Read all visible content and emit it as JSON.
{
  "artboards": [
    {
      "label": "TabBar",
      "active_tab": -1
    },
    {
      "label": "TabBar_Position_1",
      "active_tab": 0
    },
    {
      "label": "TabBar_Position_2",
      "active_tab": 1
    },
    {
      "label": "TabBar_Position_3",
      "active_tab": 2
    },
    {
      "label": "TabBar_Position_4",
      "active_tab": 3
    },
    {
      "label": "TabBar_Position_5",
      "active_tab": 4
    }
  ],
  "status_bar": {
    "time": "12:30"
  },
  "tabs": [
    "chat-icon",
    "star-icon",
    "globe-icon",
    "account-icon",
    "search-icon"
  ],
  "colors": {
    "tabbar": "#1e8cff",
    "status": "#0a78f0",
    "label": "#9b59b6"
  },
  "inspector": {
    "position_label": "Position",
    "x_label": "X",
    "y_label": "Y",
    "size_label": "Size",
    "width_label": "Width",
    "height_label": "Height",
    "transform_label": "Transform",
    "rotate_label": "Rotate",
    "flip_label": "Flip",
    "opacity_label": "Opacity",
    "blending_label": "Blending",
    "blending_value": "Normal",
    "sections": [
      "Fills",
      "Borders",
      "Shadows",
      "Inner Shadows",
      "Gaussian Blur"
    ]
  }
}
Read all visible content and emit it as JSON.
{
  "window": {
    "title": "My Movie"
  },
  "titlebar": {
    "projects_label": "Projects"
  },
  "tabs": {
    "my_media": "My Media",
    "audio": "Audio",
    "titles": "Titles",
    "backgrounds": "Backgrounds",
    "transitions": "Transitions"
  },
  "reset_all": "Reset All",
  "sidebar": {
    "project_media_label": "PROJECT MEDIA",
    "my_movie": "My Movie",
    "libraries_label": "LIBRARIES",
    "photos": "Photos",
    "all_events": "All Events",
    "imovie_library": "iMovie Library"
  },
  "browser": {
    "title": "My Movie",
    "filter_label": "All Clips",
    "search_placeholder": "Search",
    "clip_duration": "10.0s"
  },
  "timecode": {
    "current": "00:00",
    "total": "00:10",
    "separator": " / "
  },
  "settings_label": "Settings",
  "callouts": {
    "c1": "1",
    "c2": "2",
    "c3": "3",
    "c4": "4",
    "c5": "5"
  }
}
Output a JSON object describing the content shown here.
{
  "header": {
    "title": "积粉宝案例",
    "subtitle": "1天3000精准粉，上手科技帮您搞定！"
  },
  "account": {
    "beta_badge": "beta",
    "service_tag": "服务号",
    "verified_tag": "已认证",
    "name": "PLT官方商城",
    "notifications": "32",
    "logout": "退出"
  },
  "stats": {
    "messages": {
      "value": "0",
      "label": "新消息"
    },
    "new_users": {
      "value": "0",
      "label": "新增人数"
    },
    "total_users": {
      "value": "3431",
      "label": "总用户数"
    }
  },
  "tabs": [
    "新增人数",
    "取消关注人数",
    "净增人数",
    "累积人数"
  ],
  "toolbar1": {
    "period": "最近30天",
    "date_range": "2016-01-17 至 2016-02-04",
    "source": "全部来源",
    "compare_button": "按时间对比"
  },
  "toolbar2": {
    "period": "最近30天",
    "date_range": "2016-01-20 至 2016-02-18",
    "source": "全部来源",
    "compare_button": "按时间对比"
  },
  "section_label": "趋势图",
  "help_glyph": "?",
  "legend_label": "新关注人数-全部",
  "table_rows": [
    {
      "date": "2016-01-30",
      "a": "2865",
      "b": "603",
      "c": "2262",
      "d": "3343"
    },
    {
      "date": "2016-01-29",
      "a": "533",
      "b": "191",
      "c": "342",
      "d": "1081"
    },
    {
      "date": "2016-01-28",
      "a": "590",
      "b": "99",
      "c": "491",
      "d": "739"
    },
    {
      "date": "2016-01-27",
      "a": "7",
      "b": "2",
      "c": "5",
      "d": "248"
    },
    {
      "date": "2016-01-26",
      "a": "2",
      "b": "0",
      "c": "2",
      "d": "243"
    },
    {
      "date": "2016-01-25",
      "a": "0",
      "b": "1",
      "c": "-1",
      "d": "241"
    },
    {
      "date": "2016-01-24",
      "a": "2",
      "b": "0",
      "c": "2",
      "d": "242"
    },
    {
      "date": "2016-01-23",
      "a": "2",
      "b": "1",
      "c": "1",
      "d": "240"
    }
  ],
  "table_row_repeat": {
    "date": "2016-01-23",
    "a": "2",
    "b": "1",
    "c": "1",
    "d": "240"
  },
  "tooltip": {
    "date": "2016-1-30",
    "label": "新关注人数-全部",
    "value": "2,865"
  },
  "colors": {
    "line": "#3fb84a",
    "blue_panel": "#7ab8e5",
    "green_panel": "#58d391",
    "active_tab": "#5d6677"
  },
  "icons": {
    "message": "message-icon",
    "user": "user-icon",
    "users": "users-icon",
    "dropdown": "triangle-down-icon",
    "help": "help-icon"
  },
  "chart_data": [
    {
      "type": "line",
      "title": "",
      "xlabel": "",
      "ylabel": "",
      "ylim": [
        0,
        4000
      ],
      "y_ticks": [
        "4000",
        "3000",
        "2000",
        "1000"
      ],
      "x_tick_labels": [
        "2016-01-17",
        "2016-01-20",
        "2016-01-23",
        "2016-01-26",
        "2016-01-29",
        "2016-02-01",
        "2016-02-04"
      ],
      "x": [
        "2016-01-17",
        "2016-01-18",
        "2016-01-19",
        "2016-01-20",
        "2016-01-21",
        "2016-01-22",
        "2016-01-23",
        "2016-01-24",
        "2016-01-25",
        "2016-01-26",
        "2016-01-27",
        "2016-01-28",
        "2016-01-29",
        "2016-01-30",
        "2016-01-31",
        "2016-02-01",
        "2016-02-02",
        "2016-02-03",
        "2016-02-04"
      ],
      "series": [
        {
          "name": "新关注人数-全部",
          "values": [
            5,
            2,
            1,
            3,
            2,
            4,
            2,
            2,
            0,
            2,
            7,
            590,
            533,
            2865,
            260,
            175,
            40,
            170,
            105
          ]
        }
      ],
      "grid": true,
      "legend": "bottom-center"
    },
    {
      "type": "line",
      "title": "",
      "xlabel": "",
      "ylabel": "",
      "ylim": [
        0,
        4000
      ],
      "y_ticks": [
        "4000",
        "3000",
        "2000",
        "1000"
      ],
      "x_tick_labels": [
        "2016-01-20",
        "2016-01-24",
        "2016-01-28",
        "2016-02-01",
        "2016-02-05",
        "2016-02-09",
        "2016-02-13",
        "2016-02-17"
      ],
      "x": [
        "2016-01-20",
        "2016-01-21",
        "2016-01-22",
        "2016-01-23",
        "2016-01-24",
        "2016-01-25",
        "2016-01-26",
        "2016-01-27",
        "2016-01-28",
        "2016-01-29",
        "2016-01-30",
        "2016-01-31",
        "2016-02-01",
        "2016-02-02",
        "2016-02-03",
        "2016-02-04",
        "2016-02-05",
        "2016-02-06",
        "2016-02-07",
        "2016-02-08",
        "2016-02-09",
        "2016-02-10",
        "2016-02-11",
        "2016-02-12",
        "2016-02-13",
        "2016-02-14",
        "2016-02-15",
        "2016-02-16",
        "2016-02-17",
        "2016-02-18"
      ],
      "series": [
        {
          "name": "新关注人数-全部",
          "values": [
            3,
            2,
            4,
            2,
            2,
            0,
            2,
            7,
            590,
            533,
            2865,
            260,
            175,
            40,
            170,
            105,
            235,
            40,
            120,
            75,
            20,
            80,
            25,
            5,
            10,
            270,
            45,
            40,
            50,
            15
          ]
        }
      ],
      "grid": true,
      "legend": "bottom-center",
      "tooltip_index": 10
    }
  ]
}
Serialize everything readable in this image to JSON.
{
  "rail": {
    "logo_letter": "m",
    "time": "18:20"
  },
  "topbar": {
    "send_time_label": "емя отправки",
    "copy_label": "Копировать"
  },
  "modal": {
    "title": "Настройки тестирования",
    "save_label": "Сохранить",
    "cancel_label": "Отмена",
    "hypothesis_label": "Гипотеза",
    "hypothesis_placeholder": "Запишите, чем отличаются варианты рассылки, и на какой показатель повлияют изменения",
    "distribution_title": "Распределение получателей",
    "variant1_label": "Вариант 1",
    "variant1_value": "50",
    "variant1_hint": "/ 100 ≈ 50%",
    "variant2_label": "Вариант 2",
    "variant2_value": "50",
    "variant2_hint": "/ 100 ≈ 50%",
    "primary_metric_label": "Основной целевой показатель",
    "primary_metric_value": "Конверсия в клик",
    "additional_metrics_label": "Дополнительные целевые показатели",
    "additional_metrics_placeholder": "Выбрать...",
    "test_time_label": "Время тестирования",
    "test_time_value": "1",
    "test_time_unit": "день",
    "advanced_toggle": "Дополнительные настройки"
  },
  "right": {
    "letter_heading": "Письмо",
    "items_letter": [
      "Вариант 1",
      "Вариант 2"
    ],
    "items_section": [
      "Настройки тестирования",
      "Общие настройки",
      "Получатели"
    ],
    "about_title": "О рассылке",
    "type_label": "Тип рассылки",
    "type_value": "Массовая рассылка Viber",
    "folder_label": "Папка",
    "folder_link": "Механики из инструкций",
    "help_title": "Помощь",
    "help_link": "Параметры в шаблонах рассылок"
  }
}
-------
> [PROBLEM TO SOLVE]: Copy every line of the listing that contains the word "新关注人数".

> [EXERCISE RESPONSE]:
  "legend_label": "新关注人数-全部",
    "label": "新关注人数-全部",
          "name": "新关注人数-全部",
          "name": "新关注人数-全部",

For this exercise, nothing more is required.